:: WHAT THIS TASK INVOLVES ::
Every line of the records below that has the word "module" should be copied.
START INFORMATION GIVEN
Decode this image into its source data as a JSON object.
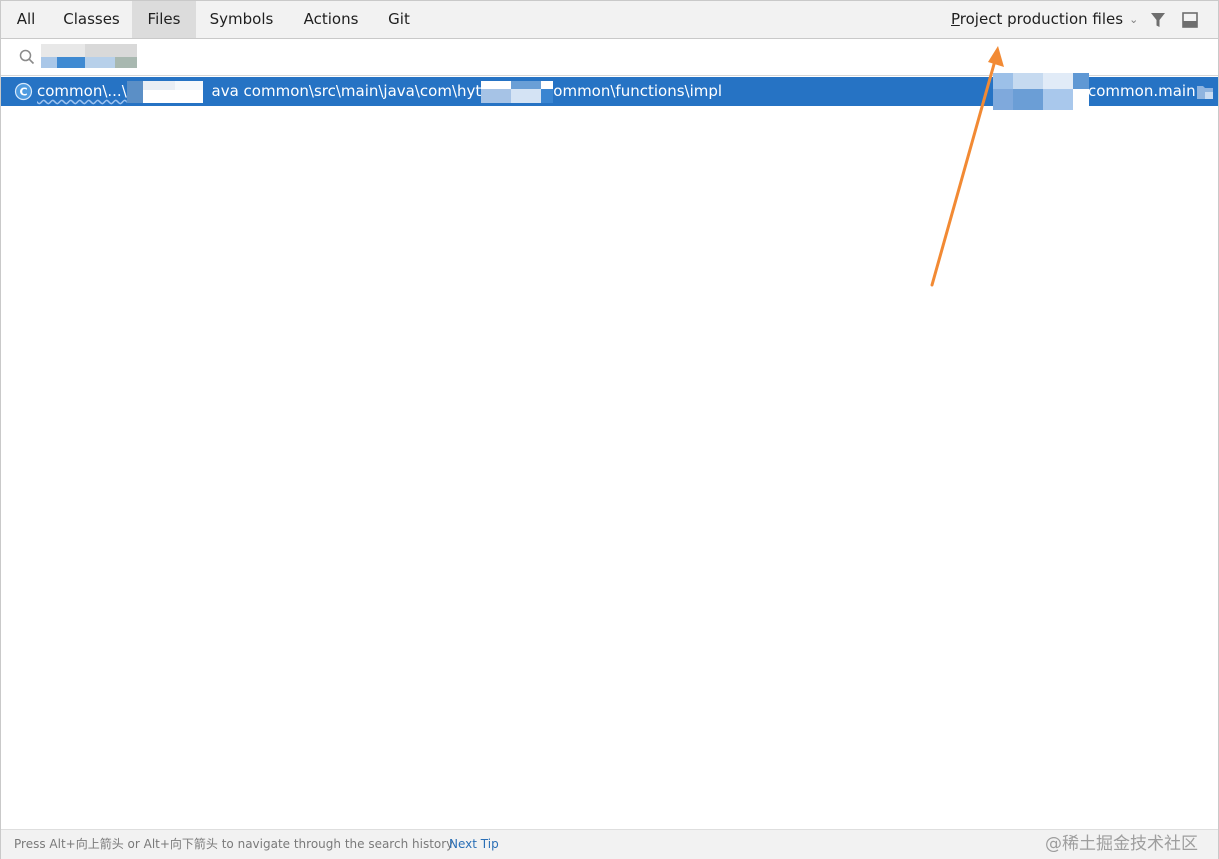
{
  "tabs": [
    {
      "label": "All",
      "active": false
    },
    {
      "label": "Classes",
      "active": false
    },
    {
      "label": "Files",
      "active": true
    },
    {
      "label": "Symbols",
      "active": false
    },
    {
      "label": "Actions",
      "active": false
    },
    {
      "label": "Git",
      "active": false
    }
  ],
  "toolbar": {
    "scope_prefix": "P",
    "scope_rest": "roject production files",
    "scope_dropdown_icon": "chevron-down-icon",
    "filter_icon": "filter-icon",
    "preview_icon": "preview-panel-icon"
  },
  "search": {
    "value": "",
    "placeholder": "",
    "icon": "search-icon"
  },
  "results": [
    {
      "icon": "class-file-icon",
      "path_part_1": "common\\...\\",
      "path_part_2": "ava common\\src\\main\\java\\com\\hyt",
      "path_part_3": "ommon\\functions\\impl",
      "module": "common.main",
      "module_icon": "module-folder-icon"
    }
  ],
  "footer": {
    "hint": "Press Alt+向上箭头 or Alt+向下箭头 to navigate through the search history",
    "next_tip": "Next Tip",
    "watermark": "@稀土掘金技术社区"
  },
  "colors": {
    "selection": "#2673c4",
    "annotation_arrow": "#f28a34",
    "link": "#2a6fb6"
  }
}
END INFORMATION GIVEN
:: TASK OUTPUT ::
      "module": "common.main",
      "module_icon": "module-folder-icon"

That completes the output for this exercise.